Work instruction => Copy every line of the data in which the word "hoặc" occurs.

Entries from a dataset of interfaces
========================================

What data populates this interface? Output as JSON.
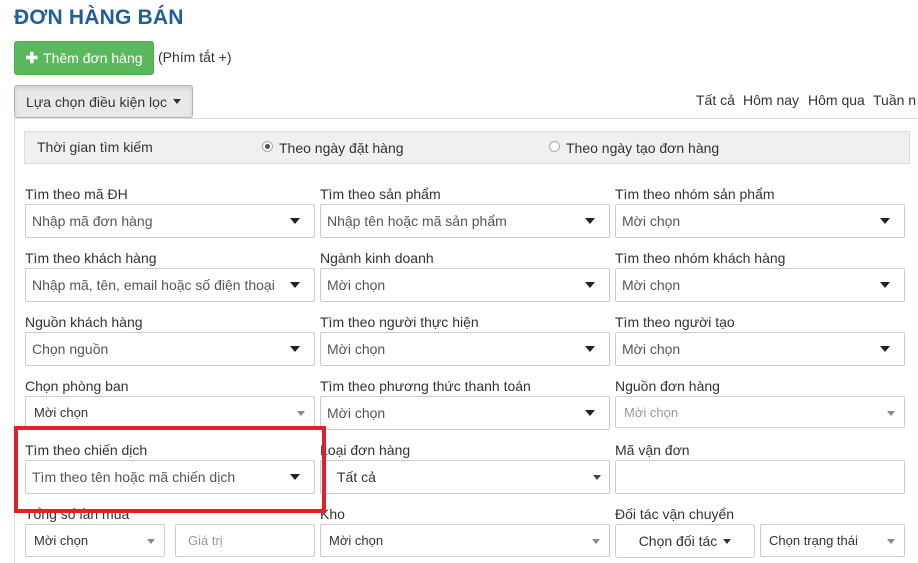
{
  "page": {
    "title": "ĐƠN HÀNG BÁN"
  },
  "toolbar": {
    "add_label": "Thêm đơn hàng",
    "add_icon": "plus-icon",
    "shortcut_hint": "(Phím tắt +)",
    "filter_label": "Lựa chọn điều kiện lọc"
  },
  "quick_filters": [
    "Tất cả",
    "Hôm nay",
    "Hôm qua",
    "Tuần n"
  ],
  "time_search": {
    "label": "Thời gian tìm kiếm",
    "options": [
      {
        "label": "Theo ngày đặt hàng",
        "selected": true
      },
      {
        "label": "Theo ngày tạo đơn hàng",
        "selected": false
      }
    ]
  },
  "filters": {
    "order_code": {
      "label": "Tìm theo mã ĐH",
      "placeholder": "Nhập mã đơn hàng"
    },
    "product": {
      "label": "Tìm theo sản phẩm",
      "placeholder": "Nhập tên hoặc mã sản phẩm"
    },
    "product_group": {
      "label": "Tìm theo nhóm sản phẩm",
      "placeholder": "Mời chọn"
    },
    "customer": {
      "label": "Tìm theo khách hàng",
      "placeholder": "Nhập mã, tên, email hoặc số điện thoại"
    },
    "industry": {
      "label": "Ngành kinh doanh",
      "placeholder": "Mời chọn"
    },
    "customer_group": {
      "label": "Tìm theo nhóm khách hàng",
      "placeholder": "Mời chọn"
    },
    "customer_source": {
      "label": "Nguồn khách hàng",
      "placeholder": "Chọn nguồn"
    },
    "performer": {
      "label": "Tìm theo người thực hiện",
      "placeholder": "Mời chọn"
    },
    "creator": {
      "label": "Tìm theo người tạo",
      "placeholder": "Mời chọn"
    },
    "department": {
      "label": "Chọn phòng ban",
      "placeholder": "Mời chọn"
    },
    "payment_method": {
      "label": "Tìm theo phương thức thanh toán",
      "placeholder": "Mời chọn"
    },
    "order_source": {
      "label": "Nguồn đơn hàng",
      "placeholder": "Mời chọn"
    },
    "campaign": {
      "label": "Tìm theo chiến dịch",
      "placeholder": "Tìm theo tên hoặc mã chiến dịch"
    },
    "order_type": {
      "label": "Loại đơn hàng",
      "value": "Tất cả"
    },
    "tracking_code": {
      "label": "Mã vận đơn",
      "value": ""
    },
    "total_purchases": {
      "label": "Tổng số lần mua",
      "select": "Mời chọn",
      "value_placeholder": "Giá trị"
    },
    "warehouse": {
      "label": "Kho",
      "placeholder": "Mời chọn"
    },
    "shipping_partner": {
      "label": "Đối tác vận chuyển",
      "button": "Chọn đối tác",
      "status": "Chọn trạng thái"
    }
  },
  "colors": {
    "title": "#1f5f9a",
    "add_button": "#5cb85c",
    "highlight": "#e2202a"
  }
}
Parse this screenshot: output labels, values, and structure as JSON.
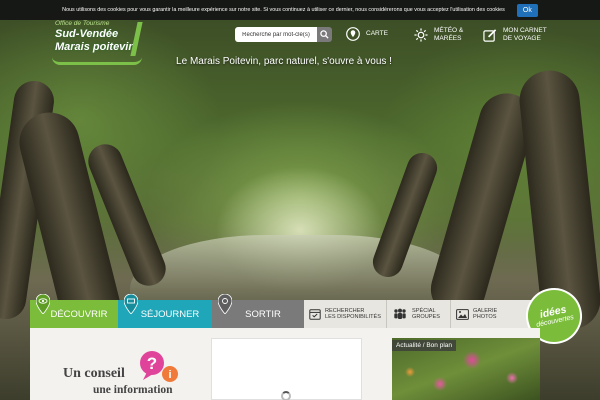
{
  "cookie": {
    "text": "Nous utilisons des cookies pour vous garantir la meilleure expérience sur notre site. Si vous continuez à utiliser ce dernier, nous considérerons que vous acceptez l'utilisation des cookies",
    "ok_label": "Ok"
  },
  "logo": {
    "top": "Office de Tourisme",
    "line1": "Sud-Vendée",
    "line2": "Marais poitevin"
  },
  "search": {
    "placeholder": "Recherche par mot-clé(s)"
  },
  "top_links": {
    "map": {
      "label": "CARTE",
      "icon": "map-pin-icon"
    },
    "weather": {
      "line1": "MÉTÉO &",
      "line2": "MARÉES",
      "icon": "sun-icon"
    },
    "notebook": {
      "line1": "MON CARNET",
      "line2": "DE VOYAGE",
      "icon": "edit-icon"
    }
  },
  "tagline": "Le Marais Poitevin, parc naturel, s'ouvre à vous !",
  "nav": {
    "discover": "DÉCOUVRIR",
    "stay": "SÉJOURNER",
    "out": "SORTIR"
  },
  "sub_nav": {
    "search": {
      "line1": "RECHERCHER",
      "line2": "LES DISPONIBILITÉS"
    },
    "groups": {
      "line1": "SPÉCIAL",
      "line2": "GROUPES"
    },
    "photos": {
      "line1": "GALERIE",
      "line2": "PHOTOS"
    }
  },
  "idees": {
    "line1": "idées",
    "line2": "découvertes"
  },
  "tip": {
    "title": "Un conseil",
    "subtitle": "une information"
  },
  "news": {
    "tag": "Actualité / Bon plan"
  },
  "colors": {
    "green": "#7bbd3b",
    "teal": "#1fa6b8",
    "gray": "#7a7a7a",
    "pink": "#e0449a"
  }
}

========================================

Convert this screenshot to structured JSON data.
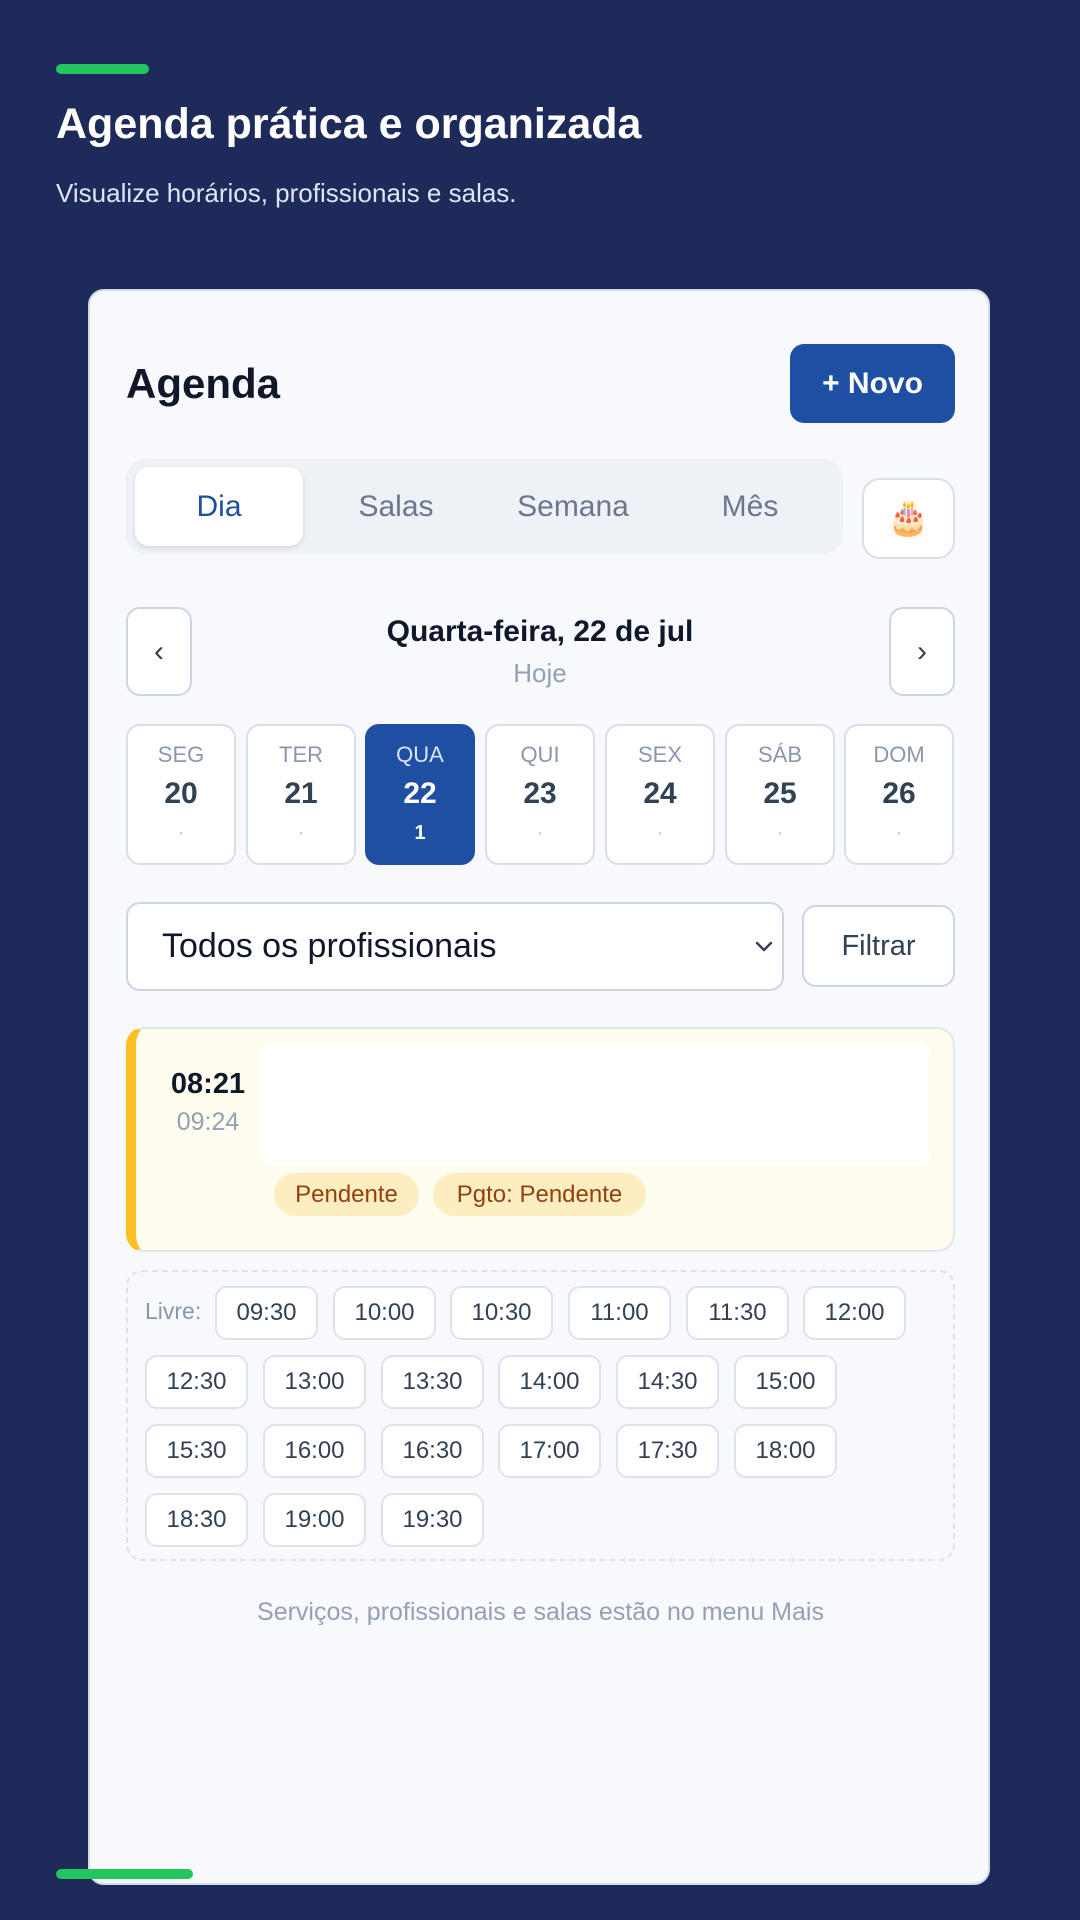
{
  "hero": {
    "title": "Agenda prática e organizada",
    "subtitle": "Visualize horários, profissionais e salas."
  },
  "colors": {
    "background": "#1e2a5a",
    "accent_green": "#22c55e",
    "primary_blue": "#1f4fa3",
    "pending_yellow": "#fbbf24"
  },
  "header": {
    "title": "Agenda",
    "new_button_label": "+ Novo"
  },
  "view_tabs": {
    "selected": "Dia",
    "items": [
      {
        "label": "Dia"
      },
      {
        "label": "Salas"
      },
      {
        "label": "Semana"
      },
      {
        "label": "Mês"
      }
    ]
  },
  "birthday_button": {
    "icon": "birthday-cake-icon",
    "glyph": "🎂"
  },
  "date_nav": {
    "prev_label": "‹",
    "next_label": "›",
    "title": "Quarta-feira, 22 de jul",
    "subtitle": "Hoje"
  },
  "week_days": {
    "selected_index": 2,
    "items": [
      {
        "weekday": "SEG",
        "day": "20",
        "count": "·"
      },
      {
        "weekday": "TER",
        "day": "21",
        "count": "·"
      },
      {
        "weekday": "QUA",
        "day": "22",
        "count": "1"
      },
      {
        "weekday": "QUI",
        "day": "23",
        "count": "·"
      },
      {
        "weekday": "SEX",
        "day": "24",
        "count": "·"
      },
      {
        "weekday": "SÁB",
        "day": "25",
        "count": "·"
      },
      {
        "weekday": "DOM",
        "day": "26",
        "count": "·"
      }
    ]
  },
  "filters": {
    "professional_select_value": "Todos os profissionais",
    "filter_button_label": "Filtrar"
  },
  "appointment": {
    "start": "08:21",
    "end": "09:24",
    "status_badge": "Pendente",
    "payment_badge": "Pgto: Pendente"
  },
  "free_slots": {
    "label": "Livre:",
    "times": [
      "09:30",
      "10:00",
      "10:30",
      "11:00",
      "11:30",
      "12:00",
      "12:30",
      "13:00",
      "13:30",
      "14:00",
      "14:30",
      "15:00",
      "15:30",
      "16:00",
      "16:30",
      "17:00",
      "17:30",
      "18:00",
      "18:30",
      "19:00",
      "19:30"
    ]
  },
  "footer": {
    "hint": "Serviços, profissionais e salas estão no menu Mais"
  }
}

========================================

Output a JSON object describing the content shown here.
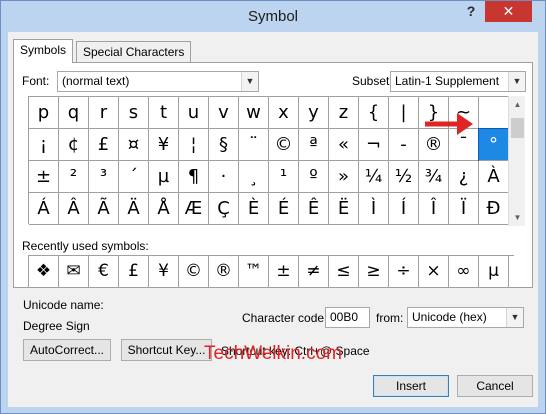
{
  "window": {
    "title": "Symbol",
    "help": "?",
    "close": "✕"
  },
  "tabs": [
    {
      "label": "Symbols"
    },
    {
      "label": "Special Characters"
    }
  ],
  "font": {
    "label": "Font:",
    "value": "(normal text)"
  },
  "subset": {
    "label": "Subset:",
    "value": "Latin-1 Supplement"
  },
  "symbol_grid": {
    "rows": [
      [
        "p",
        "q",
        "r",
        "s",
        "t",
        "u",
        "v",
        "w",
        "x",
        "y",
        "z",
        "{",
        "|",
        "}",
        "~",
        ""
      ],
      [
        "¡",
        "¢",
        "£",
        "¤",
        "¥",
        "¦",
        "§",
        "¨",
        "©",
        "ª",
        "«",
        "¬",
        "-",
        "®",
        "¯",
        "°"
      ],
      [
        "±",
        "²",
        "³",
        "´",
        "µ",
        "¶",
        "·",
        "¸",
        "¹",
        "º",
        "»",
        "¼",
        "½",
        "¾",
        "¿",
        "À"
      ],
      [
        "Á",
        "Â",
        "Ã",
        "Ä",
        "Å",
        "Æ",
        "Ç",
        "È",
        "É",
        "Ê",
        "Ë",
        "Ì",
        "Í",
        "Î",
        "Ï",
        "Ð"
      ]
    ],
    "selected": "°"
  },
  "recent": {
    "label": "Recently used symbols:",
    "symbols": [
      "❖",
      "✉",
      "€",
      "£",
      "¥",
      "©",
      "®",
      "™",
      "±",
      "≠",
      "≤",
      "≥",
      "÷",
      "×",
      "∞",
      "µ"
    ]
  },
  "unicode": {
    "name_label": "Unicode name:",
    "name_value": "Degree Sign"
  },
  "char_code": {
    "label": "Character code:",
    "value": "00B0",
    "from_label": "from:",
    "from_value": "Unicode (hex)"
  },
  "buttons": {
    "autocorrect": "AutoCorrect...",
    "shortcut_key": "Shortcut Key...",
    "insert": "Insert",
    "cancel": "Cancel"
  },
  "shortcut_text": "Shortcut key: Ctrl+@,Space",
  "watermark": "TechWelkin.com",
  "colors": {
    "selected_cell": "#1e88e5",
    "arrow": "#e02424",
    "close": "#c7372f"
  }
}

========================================

Answer box =>
      "placeholder": "Nhập tên hoặc mã sản phẩm"
      "placeholder": "Nhập mã, tên, email hoặc số điện thoại"
      "placeholder": "Tìm theo tên hoặc mã chiến dịch"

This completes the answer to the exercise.